"Our ad and some of our high street colleagues’ ads play a critical role in that build up. I think we are very privileged to shape the mood and tone of the nation at this very important time," said Bousquet-Chavanne.
The more upbeat nature of the M&S ad is reflective of the improving economy, but considering Christmas ads are planned by retailers a whole year in advance Bousquet-Chavanne points out a certain amount of "gazing at the tealeaves" is required to get the tone of the advert right.
Richard Cristofoli, the marketing director at Debenhams, said viewers should expect an upbeat ad from the retailer even though a lot of the public are facing tough times.
"Whilst our customers are telling us they aren’t feeling significantly better off at the moment - with costs continuing to outstrip wage inflation - they do want to be given a license to celebrate Christmas in a fabulous way," said Cristofoli.
The extent to which some families up and down the country are still struggling to make ends meet is not to be underestimated by the London-biased ad industry.
"Money is so tight for a lot of households – we know there are families where parents are not really feeding themselves properly in order to feed their kids properly," said Tom Knox, joint chief executive at Morrisons’s agency DLKW Lowe.
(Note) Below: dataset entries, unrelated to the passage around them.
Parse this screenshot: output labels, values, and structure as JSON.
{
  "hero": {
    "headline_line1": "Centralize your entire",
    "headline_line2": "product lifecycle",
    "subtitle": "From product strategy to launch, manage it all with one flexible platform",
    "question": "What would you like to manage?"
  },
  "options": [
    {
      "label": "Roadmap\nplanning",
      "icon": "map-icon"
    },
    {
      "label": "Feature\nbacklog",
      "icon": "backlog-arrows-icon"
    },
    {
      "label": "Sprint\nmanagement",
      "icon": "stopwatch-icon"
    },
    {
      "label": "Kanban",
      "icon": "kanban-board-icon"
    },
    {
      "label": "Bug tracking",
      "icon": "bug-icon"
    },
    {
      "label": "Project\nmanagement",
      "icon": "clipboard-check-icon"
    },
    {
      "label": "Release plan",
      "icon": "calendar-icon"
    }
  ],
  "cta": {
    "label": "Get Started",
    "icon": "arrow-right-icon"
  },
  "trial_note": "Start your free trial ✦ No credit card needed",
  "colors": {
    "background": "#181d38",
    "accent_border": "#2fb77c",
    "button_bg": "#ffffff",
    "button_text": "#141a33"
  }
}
Beyond the looming battleground the supermarkets will have over price the highlight of the "British Super Bowl" is still likely to be the John Lewis ad.
It is understood the TV ad will still be based around the theme of thoughtful gifting with the supporting campaign being more multi-channel than ever.
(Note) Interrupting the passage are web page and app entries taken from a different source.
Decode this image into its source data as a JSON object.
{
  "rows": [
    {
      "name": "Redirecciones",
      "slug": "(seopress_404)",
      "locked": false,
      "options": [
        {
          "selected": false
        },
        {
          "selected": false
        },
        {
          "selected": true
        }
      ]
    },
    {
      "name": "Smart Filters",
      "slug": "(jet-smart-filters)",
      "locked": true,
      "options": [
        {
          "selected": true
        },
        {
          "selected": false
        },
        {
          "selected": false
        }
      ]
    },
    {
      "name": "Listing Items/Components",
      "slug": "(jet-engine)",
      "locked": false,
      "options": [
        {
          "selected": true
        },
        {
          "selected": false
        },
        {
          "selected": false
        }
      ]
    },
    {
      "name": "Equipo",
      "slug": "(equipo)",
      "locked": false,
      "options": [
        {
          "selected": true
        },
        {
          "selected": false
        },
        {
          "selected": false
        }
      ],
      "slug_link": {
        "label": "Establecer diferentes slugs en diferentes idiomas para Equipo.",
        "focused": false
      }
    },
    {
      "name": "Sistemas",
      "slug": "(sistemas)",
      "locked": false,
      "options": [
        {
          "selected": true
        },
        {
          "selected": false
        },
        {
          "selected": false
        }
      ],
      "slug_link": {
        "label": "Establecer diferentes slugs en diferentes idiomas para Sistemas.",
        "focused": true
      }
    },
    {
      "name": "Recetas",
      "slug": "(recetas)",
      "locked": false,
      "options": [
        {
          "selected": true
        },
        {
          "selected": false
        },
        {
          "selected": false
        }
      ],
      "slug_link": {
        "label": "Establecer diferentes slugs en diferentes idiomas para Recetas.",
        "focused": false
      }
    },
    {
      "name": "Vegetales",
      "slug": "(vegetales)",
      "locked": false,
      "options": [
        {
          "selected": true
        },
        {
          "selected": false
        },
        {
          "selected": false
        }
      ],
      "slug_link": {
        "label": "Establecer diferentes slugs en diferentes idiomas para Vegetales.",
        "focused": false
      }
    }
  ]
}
John Lewis last year made forays into creating a truly multi-channel Christmas campaign through a social media campaign, an experiential tour of
Although there is huge scrutiny on the TV campaigns a vast amount of spend goes on other channels, ranging from window displays to merchandising.
Mobile and its ever-growing importance to marketing means it will play a key role this Christmas with Pearman arguing the best brands will be thinking about capitalising on the growth of second screen usage.
"Never has it been easier to turn consideration into conversion within the same ad break," says Pearman. "This will be especially important this year as we’re likely to see the highest level of online purchasing ever."
Cristofoli believes the advent of mobile devices, particularly the tablet, has reinvigorated the relevance of TV as a medium as customers "shop while they watch".
Britta Anderson, who works on the Tesco account as head of Ansibile Mobile, indicates this Christmas is likely to see an incredible amount of innovation around mobile as retailers fiercely fight it out over the key trading period.
"We are running a trial with a client this Christmas whereby we actually see they have visited a store or identified that they might be interested in particular Xmas gifts and then remessage them when they are at home where they have a bit more time to browse on a tablet or desktop computer," says Anderson.
Mobile will be "very important" for Tesco this Christmas said Anderson as it seeks to build on the mobile activity around the "Love Every Mouthful" campaign earlier this year.
With Christmas marketing you are very aware of the scrutiny - these campaigns are a bellwether of a retail client’s health and confidence
Activity included in-store QR codes, sponsored tweets around the TV ads and geo-fencing out of home placements with "mobile display" ads.
But as the status of Christmas advertising grows ever more important every year, so the pressure grows.
James Murphy, the chief executive of John Lewis’ ad agency Adam&EveDDB, is well aware of the pressures being piled on marketers during the make or break Christmas period.
"With Christmas marketing you are always very aware of the scrutiny because these campaigns are seen as a bellwether of a retail client’s health and confidence," says Murphy.
And does more success breed more pressure?
"You definitely get a sense of the expectation," admits Murphy.